Input records Block Start
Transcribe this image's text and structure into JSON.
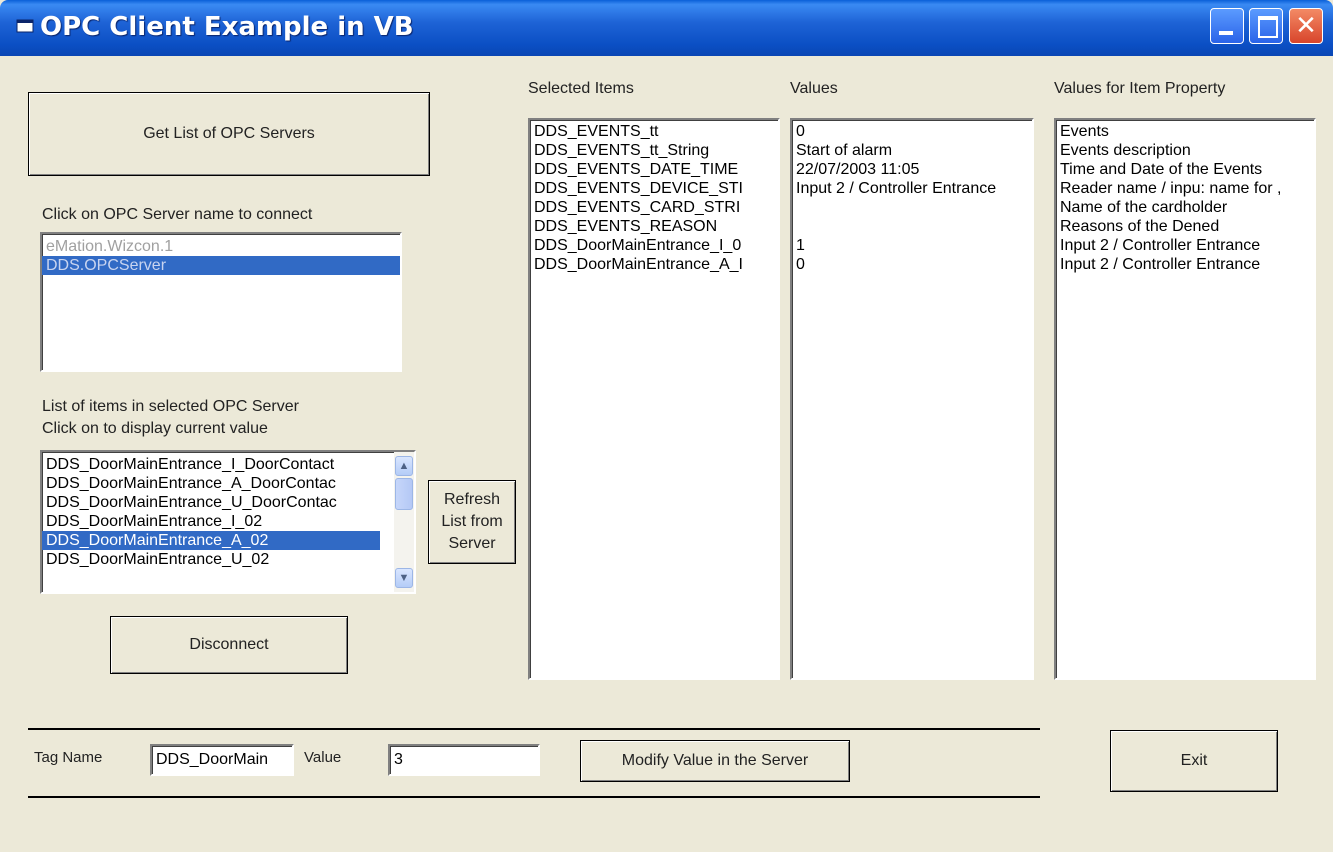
{
  "window": {
    "title": "OPC Client Example in VB",
    "icon": "app-icon",
    "controls": {
      "minimize": "_",
      "maximize": "□",
      "close": "✕"
    }
  },
  "left": {
    "get_servers_button": "Get List of OPC Servers",
    "connect_label": "Click on OPC Server name to connect",
    "servers": [
      {
        "name": "eMation.Wizcon.1"
      },
      {
        "name": "DDS.OPCServer"
      }
    ],
    "items_label_line1": "List of items in selected  OPC Server",
    "items_label_line2": "Click on to display current value",
    "items": [
      "DDS_DoorMainEntrance_I_DoorContact",
      "DDS_DoorMainEntrance_A_DoorContac",
      "DDS_DoorMainEntrance_U_DoorContac",
      "DDS_DoorMainEntrance_I_02",
      "DDS_DoorMainEntrance_A_02",
      "DDS_DoorMainEntrance_U_02"
    ],
    "disconnect_button": "Disconnect"
  },
  "refresh_button": {
    "line1": "Refresh",
    "line2": "List from",
    "line3": "Server"
  },
  "columns": {
    "selected_items_header": "Selected Items",
    "values_header": "Values",
    "properties_header": "Values for Item Property",
    "selected_items": [
      "DDS_EVENTS_tt",
      "DDS_EVENTS_tt_String",
      "DDS_EVENTS_DATE_TIME",
      "DDS_EVENTS_DEVICE_STI",
      "DDS_EVENTS_CARD_STRI",
      "DDS_EVENTS_REASON",
      "DDS_DoorMainEntrance_I_0",
      "DDS_DoorMainEntrance_A_I"
    ],
    "values": [
      "0",
      "Start of alarm",
      "22/07/2003 11:05",
      "Input 2 / Controller Entrance",
      "",
      "",
      "1",
      "0"
    ],
    "properties": [
      "Events",
      "Events description",
      "Time and Date of the Events",
      "Reader name / inpu: name for ,",
      "Name of the cardholder",
      "Reasons of the Dened",
      "Input 2 / Controller Entrance",
      "Input 2 / Controller Entrance"
    ]
  },
  "bottom": {
    "tag_name_label": "Tag Name",
    "tag_name_value": "DDS_DoorMain",
    "value_label": "Value",
    "value_value": "3",
    "modify_button": "Modify Value in the Server",
    "exit_button": "Exit"
  }
}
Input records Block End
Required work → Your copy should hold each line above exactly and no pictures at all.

Answer →
Transcribe this image's text and structure into JSON.
{
  "window": {
    "title": "OPC Client Example in VB",
    "icon": "app-icon",
    "controls": {
      "minimize": "_",
      "maximize": "□",
      "close": "✕"
    }
  },
  "left": {
    "get_servers_button": "Get List of OPC Servers",
    "connect_label": "Click on OPC Server name to connect",
    "servers": [
      {
        "name": "eMation.Wizcon.1"
      },
      {
        "name": "DDS.OPCServer"
      }
    ],
    "items_label_line1": "List of items in selected  OPC Server",
    "items_label_line2": "Click on to display current value",
    "items": [
      "DDS_DoorMainEntrance_I_DoorContact",
      "DDS_DoorMainEntrance_A_DoorContac",
      "DDS_DoorMainEntrance_U_DoorContac",
      "DDS_DoorMainEntrance_I_02",
      "DDS_DoorMainEntrance_A_02",
      "DDS_DoorMainEntrance_U_02"
    ],
    "disconnect_button": "Disconnect"
  },
  "refresh_button": {
    "line1": "Refresh",
    "line2": "List from",
    "line3": "Server"
  },
  "columns": {
    "selected_items_header": "Selected Items",
    "values_header": "Values",
    "properties_header": "Values for Item Property",
    "selected_items": [
      "DDS_EVENTS_tt",
      "DDS_EVENTS_tt_String",
      "DDS_EVENTS_DATE_TIME",
      "DDS_EVENTS_DEVICE_STI",
      "DDS_EVENTS_CARD_STRI",
      "DDS_EVENTS_REASON",
      "DDS_DoorMainEntrance_I_0",
      "DDS_DoorMainEntrance_A_I"
    ],
    "values": [
      "0",
      "Start of alarm",
      "22/07/2003 11:05",
      "Input 2 / Controller Entrance",
      "",
      "",
      "1",
      "0"
    ],
    "properties": [
      "Events",
      "Events description",
      "Time and Date of the Events",
      "Reader name / inpu: name for ,",
      "Name of the cardholder",
      "Reasons of the Dened",
      "Input 2 / Controller Entrance",
      "Input 2 / Controller Entrance"
    ]
  },
  "bottom": {
    "tag_name_label": "Tag Name",
    "tag_name_value": "DDS_DoorMain",
    "value_label": "Value",
    "value_value": "3",
    "modify_button": "Modify Value in the Server",
    "exit_button": "Exit"
  }
}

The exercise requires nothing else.